▶ **Problem statement**
Print the data once more, exactly as supplied.

**** Data ****

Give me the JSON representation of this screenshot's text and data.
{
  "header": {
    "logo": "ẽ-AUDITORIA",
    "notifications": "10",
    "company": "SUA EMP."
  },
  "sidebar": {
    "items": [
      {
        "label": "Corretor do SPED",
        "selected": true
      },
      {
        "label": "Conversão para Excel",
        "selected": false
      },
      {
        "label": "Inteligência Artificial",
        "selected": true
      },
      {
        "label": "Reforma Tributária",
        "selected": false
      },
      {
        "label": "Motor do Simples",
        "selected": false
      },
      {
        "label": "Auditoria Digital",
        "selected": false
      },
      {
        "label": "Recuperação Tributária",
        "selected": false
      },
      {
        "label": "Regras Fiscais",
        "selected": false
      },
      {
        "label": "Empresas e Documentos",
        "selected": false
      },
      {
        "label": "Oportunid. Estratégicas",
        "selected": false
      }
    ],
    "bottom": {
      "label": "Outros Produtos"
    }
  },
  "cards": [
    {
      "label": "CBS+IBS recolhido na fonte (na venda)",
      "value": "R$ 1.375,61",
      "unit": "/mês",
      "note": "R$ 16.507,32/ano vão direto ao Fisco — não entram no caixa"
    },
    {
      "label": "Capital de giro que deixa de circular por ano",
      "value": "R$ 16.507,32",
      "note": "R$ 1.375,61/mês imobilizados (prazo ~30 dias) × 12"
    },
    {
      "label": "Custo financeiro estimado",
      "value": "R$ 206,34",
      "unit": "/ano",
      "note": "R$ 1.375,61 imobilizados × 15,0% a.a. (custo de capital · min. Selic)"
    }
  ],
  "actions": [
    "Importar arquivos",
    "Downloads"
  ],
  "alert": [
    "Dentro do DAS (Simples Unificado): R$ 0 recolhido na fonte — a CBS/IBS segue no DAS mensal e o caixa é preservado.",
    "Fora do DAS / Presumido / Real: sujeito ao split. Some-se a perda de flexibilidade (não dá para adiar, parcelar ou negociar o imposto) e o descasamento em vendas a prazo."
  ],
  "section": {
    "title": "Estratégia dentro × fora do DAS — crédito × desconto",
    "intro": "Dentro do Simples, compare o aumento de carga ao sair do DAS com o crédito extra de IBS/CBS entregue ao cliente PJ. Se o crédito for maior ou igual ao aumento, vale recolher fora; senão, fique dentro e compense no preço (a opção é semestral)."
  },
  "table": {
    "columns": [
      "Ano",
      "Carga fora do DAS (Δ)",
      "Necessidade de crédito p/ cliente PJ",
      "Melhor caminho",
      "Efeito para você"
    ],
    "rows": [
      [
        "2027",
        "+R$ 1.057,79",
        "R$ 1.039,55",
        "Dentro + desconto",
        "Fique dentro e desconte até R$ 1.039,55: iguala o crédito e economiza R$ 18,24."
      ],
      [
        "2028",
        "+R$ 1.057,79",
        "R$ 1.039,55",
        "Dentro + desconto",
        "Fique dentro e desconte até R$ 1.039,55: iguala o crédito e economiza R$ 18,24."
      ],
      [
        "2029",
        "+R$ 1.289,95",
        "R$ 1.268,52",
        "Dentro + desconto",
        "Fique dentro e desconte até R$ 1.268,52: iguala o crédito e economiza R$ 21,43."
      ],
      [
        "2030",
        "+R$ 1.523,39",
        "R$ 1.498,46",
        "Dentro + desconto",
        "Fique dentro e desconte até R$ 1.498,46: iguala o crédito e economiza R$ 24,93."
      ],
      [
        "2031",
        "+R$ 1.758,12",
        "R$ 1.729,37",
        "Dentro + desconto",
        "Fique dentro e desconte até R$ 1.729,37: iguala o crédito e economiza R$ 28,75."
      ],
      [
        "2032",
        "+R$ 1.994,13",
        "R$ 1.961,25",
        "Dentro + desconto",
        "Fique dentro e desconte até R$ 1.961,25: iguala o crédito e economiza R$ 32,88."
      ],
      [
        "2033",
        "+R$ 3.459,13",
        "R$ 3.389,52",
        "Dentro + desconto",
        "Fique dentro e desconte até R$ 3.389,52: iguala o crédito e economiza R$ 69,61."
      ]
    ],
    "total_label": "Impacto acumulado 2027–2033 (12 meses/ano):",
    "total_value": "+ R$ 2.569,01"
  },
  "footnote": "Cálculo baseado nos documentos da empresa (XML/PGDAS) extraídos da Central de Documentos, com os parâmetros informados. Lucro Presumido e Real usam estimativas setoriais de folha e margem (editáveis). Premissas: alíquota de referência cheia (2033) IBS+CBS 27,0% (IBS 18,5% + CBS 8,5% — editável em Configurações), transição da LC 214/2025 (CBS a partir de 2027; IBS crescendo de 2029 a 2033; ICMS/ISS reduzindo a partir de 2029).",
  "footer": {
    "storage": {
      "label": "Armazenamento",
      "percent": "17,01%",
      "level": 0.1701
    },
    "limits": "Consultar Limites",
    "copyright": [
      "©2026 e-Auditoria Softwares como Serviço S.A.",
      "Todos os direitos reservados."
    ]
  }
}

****

▶ **Solved exercise**
Give me the JSON representation of this screenshot's text and data.
{
  "header": {
    "logo": "ẽ-AUDITORIA",
    "notifications": "10",
    "company": "SUA EMP."
  },
  "sidebar": {
    "items": [
      {
        "label": "Corretor do SPED",
        "selected": true
      },
      {
        "label": "Conversão para Excel",
        "selected": false
      },
      {
        "label": "Inteligência Artificial",
        "selected": true
      },
      {
        "label": "Reforma Tributária",
        "selected": false
      },
      {
        "label": "Motor do Simples",
        "selected": false
      },
      {
        "label": "Auditoria Digital",
        "selected": false
      },
      {
        "label": "Recuperação Tributária",
        "selected": false
      },
      {
        "label": "Regras Fiscais",
        "selected": false
      },
      {
        "label": "Empresas e Documentos",
        "selected": false
      },
      {
        "label": "Oportunid. Estratégicas",
        "selected": false
      }
    ],
    "bottom": {
      "label": "Outros Produtos"
    }
  },
  "cards": [
    {
      "label": "CBS+IBS recolhido na fonte (na venda)",
      "value": "R$ 1.375,61",
      "unit": "/mês",
      "note": "R$ 16.507,32/ano vão direto ao Fisco — não entram no caixa"
    },
    {
      "label": "Capital de giro que deixa de circular por ano",
      "value": "R$ 16.507,32",
      "note": "R$ 1.375,61/mês imobilizados (prazo ~30 dias) × 12"
    },
    {
      "label": "Custo financeiro estimado",
      "value": "R$ 206,34",
      "unit": "/ano",
      "note": "R$ 1.375,61 imobilizados × 15,0% a.a. (custo de capital · min. Selic)"
    }
  ],
  "actions": [
    "Importar arquivos",
    "Downloads"
  ],
  "alert": [
    "Dentro do DAS (Simples Unificado): R$ 0 recolhido na fonte — a CBS/IBS segue no DAS mensal e o caixa é preservado.",
    "Fora do DAS / Presumido / Real: sujeito ao split. Some-se a perda de flexibilidade (não dá para adiar, parcelar ou negociar o imposto) e o descasamento em vendas a prazo."
  ],
  "section": {
    "title": "Estratégia dentro × fora do DAS — crédito × desconto",
    "intro": "Dentro do Simples, compare o aumento de carga ao sair do DAS com o crédito extra de IBS/CBS entregue ao cliente PJ. Se o crédito for maior ou igual ao aumento, vale recolher fora; senão, fique dentro e compense no preço (a opção é semestral)."
  },
  "table": {
    "columns": [
      "Ano",
      "Carga fora do DAS (Δ)",
      "Necessidade de crédito p/ cliente PJ",
      "Melhor caminho",
      "Efeito para você"
    ],
    "rows": [
      [
        "2027",
        "+R$ 1.057,79",
        "R$ 1.039,55",
        "Dentro + desconto",
        "Fique dentro e desconte até R$ 1.039,55: iguala o crédito e economiza R$ 18,24."
      ],
      [
        "2028",
        "+R$ 1.057,79",
        "R$ 1.039,55",
        "Dentro + desconto",
        "Fique dentro e desconte até R$ 1.039,55: iguala o crédito e economiza R$ 18,24."
      ],
      [
        "2029",
        "+R$ 1.289,95",
        "R$ 1.268,52",
        "Dentro + desconto",
        "Fique dentro e desconte até R$ 1.268,52: iguala o crédito e economiza R$ 21,43."
      ],
      [
        "2030",
        "+R$ 1.523,39",
        "R$ 1.498,46",
        "Dentro + desconto",
        "Fique dentro e desconte até R$ 1.498,46: iguala o crédito e economiza R$ 24,93."
      ],
      [
        "2031",
        "+R$ 1.758,12",
        "R$ 1.729,37",
        "Dentro + desconto",
        "Fique dentro e desconte até R$ 1.729,37: iguala o crédito e economiza R$ 28,75."
      ],
      [
        "2032",
        "+R$ 1.994,13",
        "R$ 1.961,25",
        "Dentro + desconto",
        "Fique dentro e desconte até R$ 1.961,25: iguala o crédito e economiza R$ 32,88."
      ],
      [
        "2033",
        "+R$ 3.459,13",
        "R$ 3.389,52",
        "Dentro + desconto",
        "Fique dentro e desconte até R$ 3.389,52: iguala o crédito e economiza R$ 69,61."
      ]
    ],
    "total_label": "Impacto acumulado 2027–2033 (12 meses/ano):",
    "total_value": "+ R$ 2.569,01"
  },
  "footnote": "Cálculo baseado nos documentos da empresa (XML/PGDAS) extraídos da Central de Documentos, com os parâmetros informados. Lucro Presumido e Real usam estimativas setoriais de folha e margem (editáveis). Premissas: alíquota de referência cheia (2033) IBS+CBS 27,0% (IBS 18,5% + CBS 8,5% — editável em Configurações), transição da LC 214/2025 (CBS a partir de 2027; IBS crescendo de 2029 a 2033; ICMS/ISS reduzindo a partir de 2029).",
  "footer": {
    "storage": {
      "label": "Armazenamento",
      "percent": "17,01%",
      "level": 0.1701
    },
    "limits": "Consultar Limites",
    "copyright": [
      "©2026 e-Auditoria Softwares como Serviço S.A.",
      "Todos os direitos reservados."
    ]
  }
}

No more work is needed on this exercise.